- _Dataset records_
*** Block opens ***

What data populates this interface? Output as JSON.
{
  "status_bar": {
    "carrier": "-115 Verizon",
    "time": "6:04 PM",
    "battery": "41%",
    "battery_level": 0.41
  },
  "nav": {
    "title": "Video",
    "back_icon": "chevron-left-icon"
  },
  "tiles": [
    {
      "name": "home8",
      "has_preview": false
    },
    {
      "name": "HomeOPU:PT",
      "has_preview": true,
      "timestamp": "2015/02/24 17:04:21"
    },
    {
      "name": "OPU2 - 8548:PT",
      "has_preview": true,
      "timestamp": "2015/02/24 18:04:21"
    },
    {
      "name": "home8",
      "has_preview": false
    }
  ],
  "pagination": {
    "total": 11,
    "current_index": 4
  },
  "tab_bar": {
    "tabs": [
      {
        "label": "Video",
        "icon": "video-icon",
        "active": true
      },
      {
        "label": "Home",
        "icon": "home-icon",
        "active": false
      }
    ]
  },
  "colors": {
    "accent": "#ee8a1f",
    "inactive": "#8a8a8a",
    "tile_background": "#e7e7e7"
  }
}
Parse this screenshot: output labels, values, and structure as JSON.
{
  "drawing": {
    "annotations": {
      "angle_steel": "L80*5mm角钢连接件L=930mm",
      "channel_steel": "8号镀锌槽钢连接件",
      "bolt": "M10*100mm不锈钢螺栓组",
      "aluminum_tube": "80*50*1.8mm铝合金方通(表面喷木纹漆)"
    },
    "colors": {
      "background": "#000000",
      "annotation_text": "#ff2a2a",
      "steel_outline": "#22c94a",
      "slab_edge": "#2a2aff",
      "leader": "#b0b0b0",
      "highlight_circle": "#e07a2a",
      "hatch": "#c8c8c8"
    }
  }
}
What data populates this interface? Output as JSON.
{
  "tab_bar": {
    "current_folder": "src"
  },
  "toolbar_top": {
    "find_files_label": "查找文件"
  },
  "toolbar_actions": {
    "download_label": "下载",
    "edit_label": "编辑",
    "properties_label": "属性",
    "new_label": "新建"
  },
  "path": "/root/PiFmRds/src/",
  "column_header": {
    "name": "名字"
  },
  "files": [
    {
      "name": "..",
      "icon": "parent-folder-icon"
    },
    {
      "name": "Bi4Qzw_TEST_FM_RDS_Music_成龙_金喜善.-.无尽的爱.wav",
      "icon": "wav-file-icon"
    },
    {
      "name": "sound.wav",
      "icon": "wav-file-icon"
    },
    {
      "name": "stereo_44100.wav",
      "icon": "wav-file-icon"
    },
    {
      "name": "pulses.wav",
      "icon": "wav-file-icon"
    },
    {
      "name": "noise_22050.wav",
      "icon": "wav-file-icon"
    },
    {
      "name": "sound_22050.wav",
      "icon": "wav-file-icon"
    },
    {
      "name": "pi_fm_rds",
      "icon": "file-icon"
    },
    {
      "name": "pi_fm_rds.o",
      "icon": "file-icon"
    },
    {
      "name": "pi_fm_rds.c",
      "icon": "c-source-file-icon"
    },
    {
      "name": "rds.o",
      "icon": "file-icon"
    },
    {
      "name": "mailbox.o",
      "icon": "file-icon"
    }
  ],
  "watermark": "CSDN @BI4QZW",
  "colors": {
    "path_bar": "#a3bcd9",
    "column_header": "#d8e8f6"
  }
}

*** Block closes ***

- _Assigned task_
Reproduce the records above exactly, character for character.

- _Task solution_
What data populates this interface? Output as JSON.
{
  "status_bar": {
    "carrier": "-115 Verizon",
    "time": "6:04 PM",
    "battery": "41%",
    "battery_level": 0.41
  },
  "nav": {
    "title": "Video",
    "back_icon": "chevron-left-icon"
  },
  "tiles": [
    {
      "name": "home8",
      "has_preview": false
    },
    {
      "name": "HomeOPU:PT",
      "has_preview": true,
      "timestamp": "2015/02/24 17:04:21"
    },
    {
      "name": "OPU2 - 8548:PT",
      "has_preview": true,
      "timestamp": "2015/02/24 18:04:21"
    },
    {
      "name": "home8",
      "has_preview": false
    }
  ],
  "pagination": {
    "total": 11,
    "current_index": 4
  },
  "tab_bar": {
    "tabs": [
      {
        "label": "Video",
        "icon": "video-icon",
        "active": true
      },
      {
        "label": "Home",
        "icon": "home-icon",
        "active": false
      }
    ]
  },
  "colors": {
    "accent": "#ee8a1f",
    "inactive": "#8a8a8a",
    "tile_background": "#e7e7e7"
  }
}
Parse this screenshot: output labels, values, and structure as JSON.
{
  "drawing": {
    "annotations": {
      "angle_steel": "L80*5mm角钢连接件L=930mm",
      "channel_steel": "8号镀锌槽钢连接件",
      "bolt": "M10*100mm不锈钢螺栓组",
      "aluminum_tube": "80*50*1.8mm铝合金方通(表面喷木纹漆)"
    },
    "colors": {
      "background": "#000000",
      "annotation_text": "#ff2a2a",
      "steel_outline": "#22c94a",
      "slab_edge": "#2a2aff",
      "leader": "#b0b0b0",
      "highlight_circle": "#e07a2a",
      "hatch": "#c8c8c8"
    }
  }
}
What data populates this interface? Output as JSON.
{
  "tab_bar": {
    "current_folder": "src"
  },
  "toolbar_top": {
    "find_files_label": "查找文件"
  },
  "toolbar_actions": {
    "download_label": "下载",
    "edit_label": "编辑",
    "properties_label": "属性",
    "new_label": "新建"
  },
  "path": "/root/PiFmRds/src/",
  "column_header": {
    "name": "名字"
  },
  "files": [
    {
      "name": "..",
      "icon": "parent-folder-icon"
    },
    {
      "name": "Bi4Qzw_TEST_FM_RDS_Music_成龙_金喜善.-.无尽的爱.wav",
      "icon": "wav-file-icon"
    },
    {
      "name": "sound.wav",
      "icon": "wav-file-icon"
    },
    {
      "name": "stereo_44100.wav",
      "icon": "wav-file-icon"
    },
    {
      "name": "pulses.wav",
      "icon": "wav-file-icon"
    },
    {
      "name": "noise_22050.wav",
      "icon": "wav-file-icon"
    },
    {
      "name": "sound_22050.wav",
      "icon": "wav-file-icon"
    },
    {
      "name": "pi_fm_rds",
      "icon": "file-icon"
    },
    {
      "name": "pi_fm_rds.o",
      "icon": "file-icon"
    },
    {
      "name": "pi_fm_rds.c",
      "icon": "c-source-file-icon"
    },
    {
      "name": "rds.o",
      "icon": "file-icon"
    },
    {
      "name": "mailbox.o",
      "icon": "file-icon"
    }
  ],
  "watermark": "CSDN @BI4QZW",
  "colors": {
    "path_bar": "#a3bcd9",
    "column_header": "#d8e8f6"
  }
}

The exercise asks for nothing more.